4) Students understand that standards are "real" and achievable.
Exemplars rubrics and anchor papers demonstrate for students what it means to meet the standard and how they might go beyond what is expected to exceed the standard.
5) Parents understand expectations and assessment criteria.
When students can articulate to their parents (before, during, and at the end of the task) what the standards of performance are, parents receive a clear and positive message about their child’s endeavors. Parents generally want to support their child's learning but feel helpless sometimes because they are unsure of what open-ended tasks are intended to teach. Student rubrics remove the educational jargon yet still describe meaningful learning.
Using Anchor Papers to Develop Self- and Peer-Assessment Practices
So how do we bring it all together for them? The tools are right there. Exemplars provides student work samples, also referred to as anchor papers, along with scoring rationales at the four performance levels of its Standards-Based Assessment Rubric.
When you present students with a specific anchor paper from an Exemplars task, and discuss it with them in conjunction with the rubric criteria, you help students internalize what success does — and doesn’t! — look like. Through these supports, students build a practice of critical thinking they can use to solve new problems. Try making anchor papers part of your instructional plan for remote and/or in-classroom learning. You can use these tools as:
- A vehicle for understanding the Exemplars math rubric. Give students a task to try and then share the corresponding anchor papers with Google slides. Discuss and critique the anchor papers and score them as a class using the Exemplars rubric.
- A tool to facilitate self- and peer-assessment. Group discussion of an anchor paper at the Practitioner level (meets the standard) encourages students to reflect on the process of developing strong solutions as they evaluate their own work or that of a math partner.
- A catalyst for learning. Examining an Apprentice-level (below standard) anchor paper as a class creates a teaching opportunity, encouraging students to identify incomplete or incorrect solutions and to explore and justify alternative approaches.
Practitioner Level Sample Anchor Paper (Meets the Standard)
Interactive Rubrics and Formative Assessment Tools for Self-Assessment
Another tool to apply: Exemplars rubrics for students. Rubrics present students with important information about what is expected and what kind of work meets the standard. Exemplars student rubric mirrors the expectations and performance levels of the Assessment Rubric, but is written in kid-friendly language and uses illustrations. This is designed to develop a learner’s ability to self- and peer-assess.

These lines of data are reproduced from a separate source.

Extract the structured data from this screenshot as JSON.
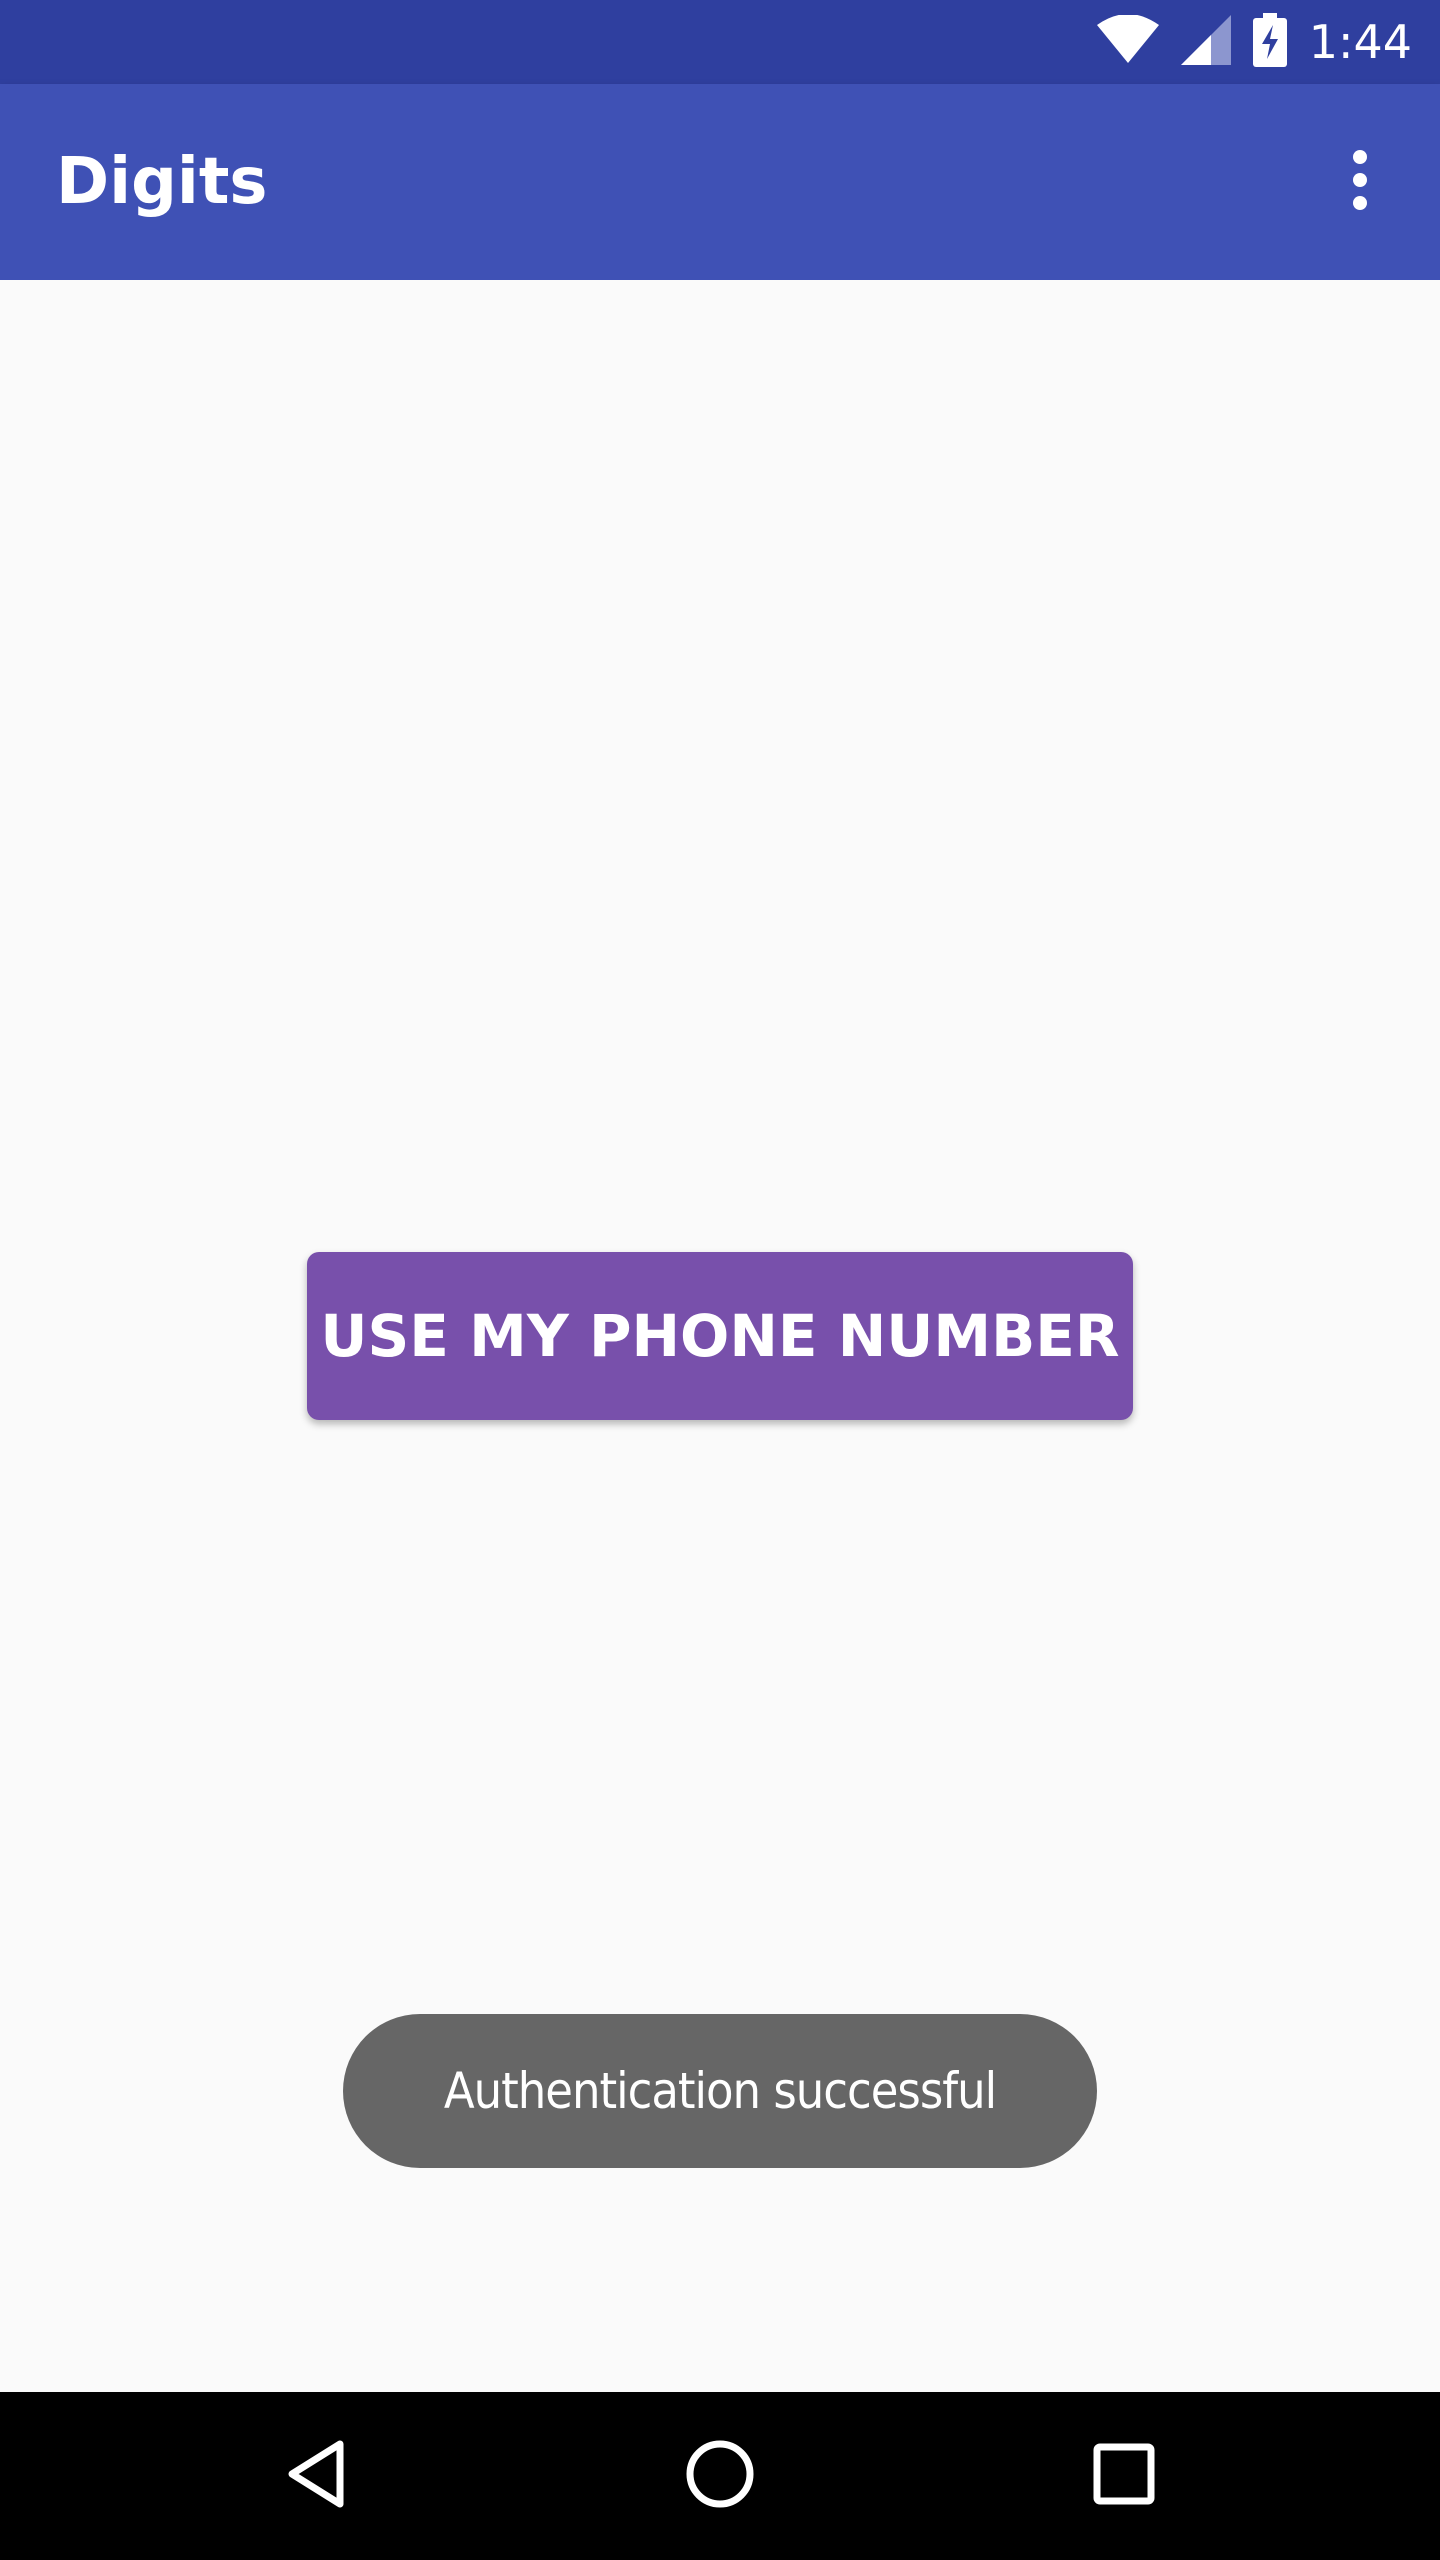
{
  "status_bar": {
    "time": "1:44",
    "icons": [
      "wifi-icon",
      "cell-signal-icon",
      "battery-charging-icon"
    ]
  },
  "app_bar": {
    "title": "Digits",
    "menu_icon": "overflow-menu-icon"
  },
  "main": {
    "button_label": "USE MY PHONE NUMBER"
  },
  "toast": {
    "message": "Authentication successful"
  },
  "nav_bar": {
    "icons": [
      "back-icon",
      "home-icon",
      "recents-icon"
    ]
  },
  "colors": {
    "status_bar": "#2f3f9f",
    "app_bar": "#3f51b5",
    "button": "#7850ab",
    "toast": "#666666",
    "background": "#fafafa",
    "nav_bar": "#000000"
  }
}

If you are teaching in a remote or blended setting, try using our interactive Student Rubric along with our interactive Problem Solving Process, which have been formatted for Google education tools. Both of these resources were created to help guide students through a self-assessment process in a remote environment. Share them with your students, collect results, and determine what areas to focus on with your next tasks.
In addition to these resources, Exemplars has made a sample of its professional development material available to help students and teachers both incorporate and benefit from successful formative assessment as well as self- and peer-assessment practices.
When you help your students build a robust practice of self- and peer-assessment, you’re giving them the skills to recognize the strengths in their own work—and to see where they could still do more to develop a solution. When effective assessment practices are so strongly linked to student achievement, it’s one of the most important ways to help them succeed.
And that’s a wrap on 5 Days of Exemplars! We hope you’ve enjoyed this detailed look at using our tasks and tools, and we hope you’ll take away tips you can use to engage and empower your students. To try these approaches in your classroom starting today, sign up for a free trial of the Exemplars Library. You can also request a quote or speak to us about your needs—or support your teachers’ skills through Exemplars professional development.